=== Records provided ===
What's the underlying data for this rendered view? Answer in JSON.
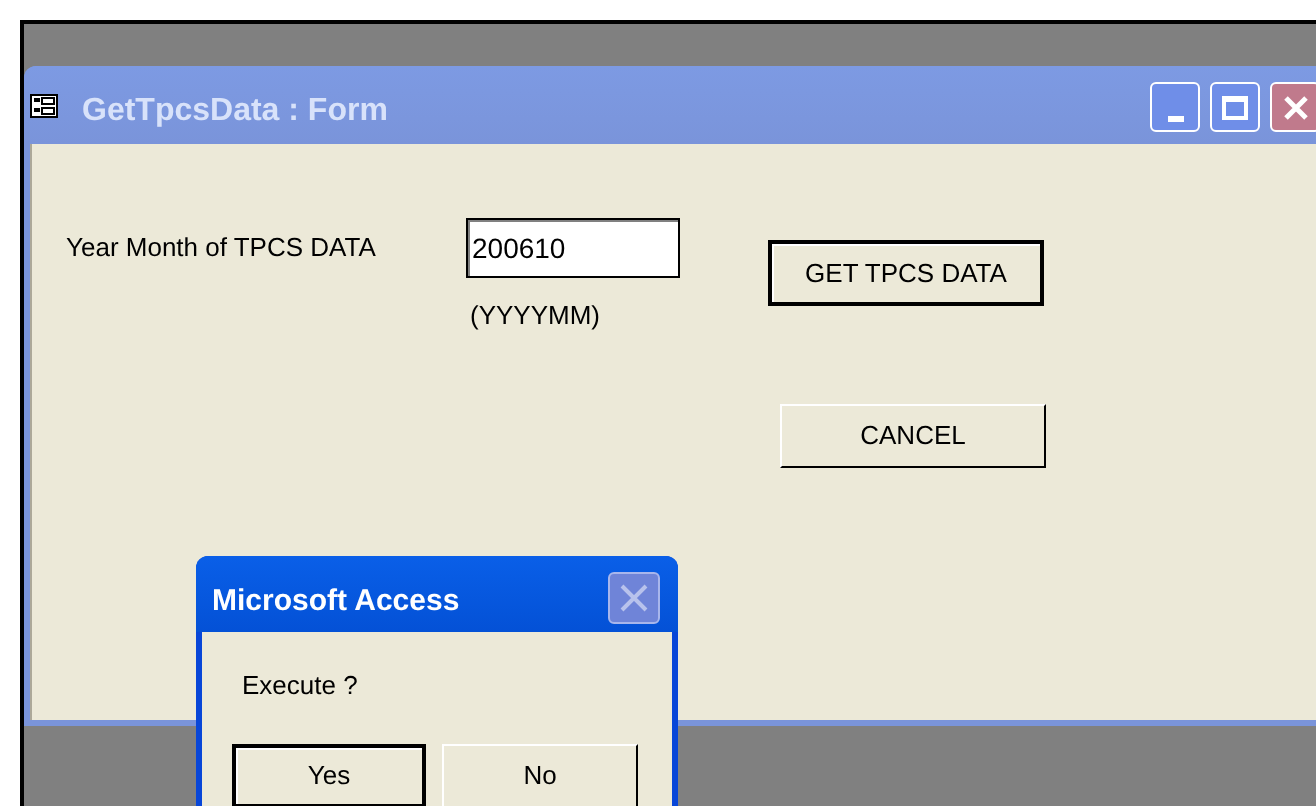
{
  "form": {
    "title": "GetTpcsData : Form",
    "active": false,
    "field": {
      "label": "Year Month of TPCS DATA",
      "value": "200610",
      "hint": "(YYYYMM)"
    },
    "buttons": [
      {
        "label": "GET TPCS DATA",
        "default": true
      },
      {
        "label": "CANCEL",
        "default": false
      }
    ]
  },
  "dialog": {
    "title": "Microsoft Access",
    "active": true,
    "close_disabled": true,
    "message": "Execute ?",
    "buttons": [
      {
        "label": "Yes",
        "default": true
      },
      {
        "label": "No",
        "default": false
      }
    ]
  }
}
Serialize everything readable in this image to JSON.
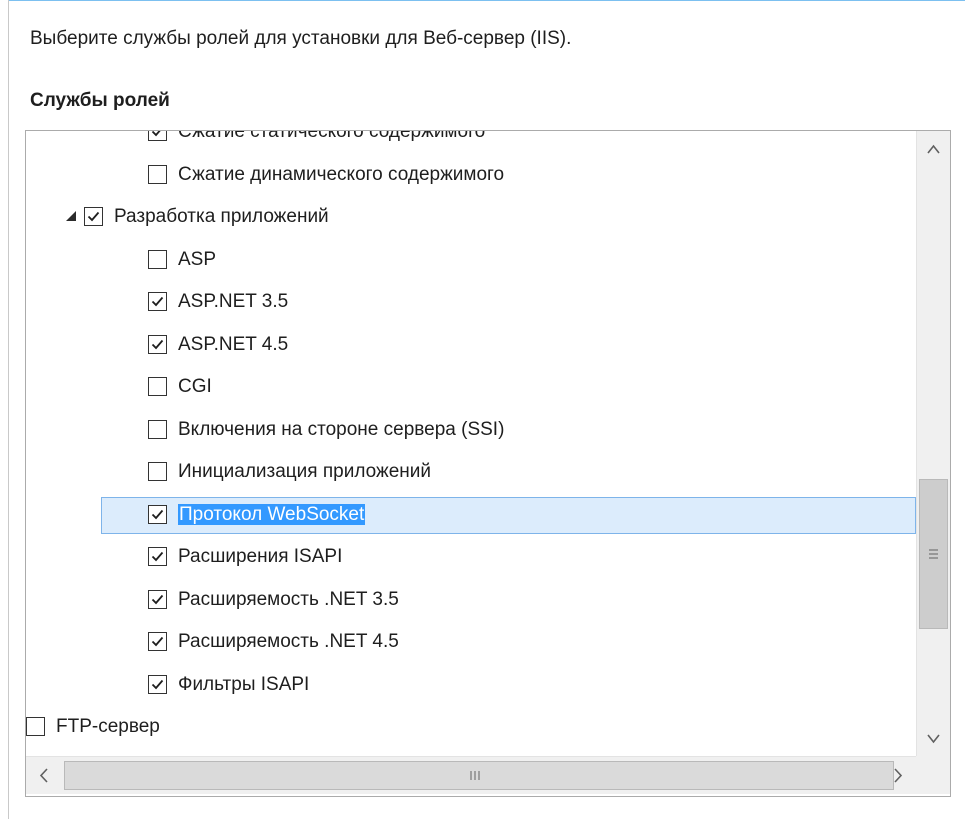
{
  "instruction": "Выберите службы ролей для установки для Веб-сервер (IIS).",
  "section_title": "Службы ролей",
  "tree_items": [
    {
      "label": "Сжатие статического содержимого",
      "checked": true,
      "level": 2,
      "clipped": true
    },
    {
      "label": "Сжатие динамического содержимого",
      "checked": false,
      "level": 2
    },
    {
      "label": "Разработка приложений",
      "checked": true,
      "level": 1,
      "expanded": true
    },
    {
      "label": "ASP",
      "checked": false,
      "level": 2
    },
    {
      "label": "ASP.NET 3.5",
      "checked": true,
      "level": 2
    },
    {
      "label": "ASP.NET 4.5",
      "checked": true,
      "level": 2
    },
    {
      "label": "CGI",
      "checked": false,
      "level": 2
    },
    {
      "label": "Включения на стороне сервера (SSI)",
      "checked": false,
      "level": 2
    },
    {
      "label": "Инициализация приложений",
      "checked": false,
      "level": 2
    },
    {
      "label": "Протокол WebSocket",
      "checked": true,
      "level": 2,
      "selected": true
    },
    {
      "label": "Расширения ISAPI",
      "checked": true,
      "level": 2
    },
    {
      "label": "Расширяемость .NET 3.5",
      "checked": true,
      "level": 2
    },
    {
      "label": "Расширяемость .NET 4.5",
      "checked": true,
      "level": 2
    },
    {
      "label": "Фильтры ISAPI",
      "checked": true,
      "level": 2
    },
    {
      "label": "FTP-сервер",
      "checked": false,
      "level": 0,
      "expanded": true
    }
  ],
  "colors": {
    "selection_fill": "#dcecfc",
    "selection_border": "#7eb4ea",
    "text_highlight": "#3399ff"
  },
  "icons": {
    "expanded": "triangle-expanded-icon",
    "check": "checkmark-icon",
    "scroll_up": "chevron-up-icon",
    "scroll_down": "chevron-down-icon",
    "scroll_left": "chevron-left-icon",
    "scroll_right": "chevron-right-icon",
    "grip": "scroll-grip-icon"
  }
}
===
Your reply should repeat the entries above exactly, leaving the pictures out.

### Worked solution
What's the underlying data for this rendered view? Answer in JSON.
{
  "form": {
    "title": "GetTpcsData : Form",
    "active": false,
    "field": {
      "label": "Year Month of TPCS DATA",
      "value": "200610",
      "hint": "(YYYYMM)"
    },
    "buttons": [
      {
        "label": "GET TPCS DATA",
        "default": true
      },
      {
        "label": "CANCEL",
        "default": false
      }
    ]
  },
  "dialog": {
    "title": "Microsoft Access",
    "active": true,
    "close_disabled": true,
    "message": "Execute ?",
    "buttons": [
      {
        "label": "Yes",
        "default": true
      },
      {
        "label": "No",
        "default": false
      }
    ]
  }
}
Serialize everything readable in this image to JSON.
{
  "instruction": "Выберите службы ролей для установки для Веб-сервер (IIS).",
  "section_title": "Службы ролей",
  "tree_items": [
    {
      "label": "Сжатие статического содержимого",
      "checked": true,
      "level": 2,
      "clipped": true
    },
    {
      "label": "Сжатие динамического содержимого",
      "checked": false,
      "level": 2
    },
    {
      "label": "Разработка приложений",
      "checked": true,
      "level": 1,
      "expanded": true
    },
    {
      "label": "ASP",
      "checked": false,
      "level": 2
    },
    {
      "label": "ASP.NET 3.5",
      "checked": true,
      "level": 2
    },
    {
      "label": "ASP.NET 4.5",
      "checked": true,
      "level": 2
    },
    {
      "label": "CGI",
      "checked": false,
      "level": 2
    },
    {
      "label": "Включения на стороне сервера (SSI)",
      "checked": false,
      "level": 2
    },
    {
      "label": "Инициализация приложений",
      "checked": false,
      "level": 2
    },
    {
      "label": "Протокол WebSocket",
      "checked": true,
      "level": 2,
      "selected": true
    },
    {
      "label": "Расширения ISAPI",
      "checked": true,
      "level": 2
    },
    {
      "label": "Расширяемость .NET 3.5",
      "checked": true,
      "level": 2
    },
    {
      "label": "Расширяемость .NET 4.5",
      "checked": true,
      "level": 2
    },
    {
      "label": "Фильтры ISAPI",
      "checked": true,
      "level": 2
    },
    {
      "label": "FTP-сервер",
      "checked": false,
      "level": 0,
      "expanded": true
    }
  ],
  "colors": {
    "selection_fill": "#dcecfc",
    "selection_border": "#7eb4ea",
    "text_highlight": "#3399ff"
  },
  "icons": {
    "expanded": "triangle-expanded-icon",
    "check": "checkmark-icon",
    "scroll_up": "chevron-up-icon",
    "scroll_down": "chevron-down-icon",
    "scroll_left": "chevron-left-icon",
    "scroll_right": "chevron-right-icon",
    "grip": "scroll-grip-icon"
  }
}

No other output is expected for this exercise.